In this post, we will be learning about the system monitor in Ubuntu Linux. System Monitor is the equivalent to task manager in Ubuntu. System monitor, well, lets you monitor the system. You can have a look at all the processes running, system memory and network usage. System monitor usually comes pre-installed with most versions of Ubuntu. In case you don’t have it installed, you can run the following command in the terminal:
sudo apt install gnome-system-monitor
And to run the system-monitor, you can run the following command:
You can also press the super key or the Windows key and then type in ‘System Monitor’ and press enter. You will be seeing something like this:
Managing Processes using System Monitor
Managing process is easy with the System Monitor. In the processes tab, you will see a list of all the processes that are running on your machine. While on this window, you can just start typing to search for a processor. You can right-click on any process to manage them.
Here in the background I am running Firefox and will search for the process responsible for running it.
Alright lets first have a look at a processes’ attributes.
As we can see there are various attributes attached to a process. First, we see the name of the process which is firefox. Then we see the user who is running the process and its status.
After that, we see all the memory details here.
- Memory field shows the main memory that is currently being used by the process.
- Virtual Memory is the area of secondary memory occupied that is being virtually used as the primary memory by the process.
- Resident memory is the memory reserved in the primary memory for the process.
- Shared memory is a piece of memory that is being shared by multiple processes for optimization.
- We also have the CPU usage and CPU running time.
- Nice value decides the priority of the process. By default the priority is 0, it ranges from -20 to 19 with -20 being the highest priority.
- Then we have other details like process starting time, ID, security context, and waiting channel as well.
Monitoring Resources and File Systems
Resource tab has three graphs showing usage of Memory, CPU and Network. It gives you a nice picture of the system on a single window. Most probably if something is wrong with the machine, it will show it’s sign here.
File Systems tab shows all the mounted drives in the system and all essential details attached to it. It will be looking something like this.
System Monitor tools provide a nice GUI experience and provide most of the system details. However, there are other monitoring tools that let you do much more as compared to the System Monitor. I have listed a few of them here, please do check them out:
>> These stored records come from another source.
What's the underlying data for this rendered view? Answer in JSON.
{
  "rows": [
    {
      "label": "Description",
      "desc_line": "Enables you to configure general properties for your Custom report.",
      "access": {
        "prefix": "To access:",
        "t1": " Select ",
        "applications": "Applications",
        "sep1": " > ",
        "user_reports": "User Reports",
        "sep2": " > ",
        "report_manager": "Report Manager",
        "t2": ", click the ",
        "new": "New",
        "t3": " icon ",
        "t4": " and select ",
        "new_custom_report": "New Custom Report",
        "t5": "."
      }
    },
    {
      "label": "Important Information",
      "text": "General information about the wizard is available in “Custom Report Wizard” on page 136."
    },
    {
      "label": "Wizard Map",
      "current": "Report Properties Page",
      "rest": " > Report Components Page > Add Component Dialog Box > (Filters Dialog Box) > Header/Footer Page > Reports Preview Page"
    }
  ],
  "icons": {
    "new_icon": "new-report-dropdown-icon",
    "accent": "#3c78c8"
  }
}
- htop – A guide to the htop command in Linux
- top- How to Use The Linux top Command
- df – How To Use The df Command in Linux?
- tcpdump – A tutorial on the tcpdump command in Linux
We learned about the system monitor in Linux. I hope this tutorial was helpful and you learned more about monitoring system. Have a great day ahead! Cheers!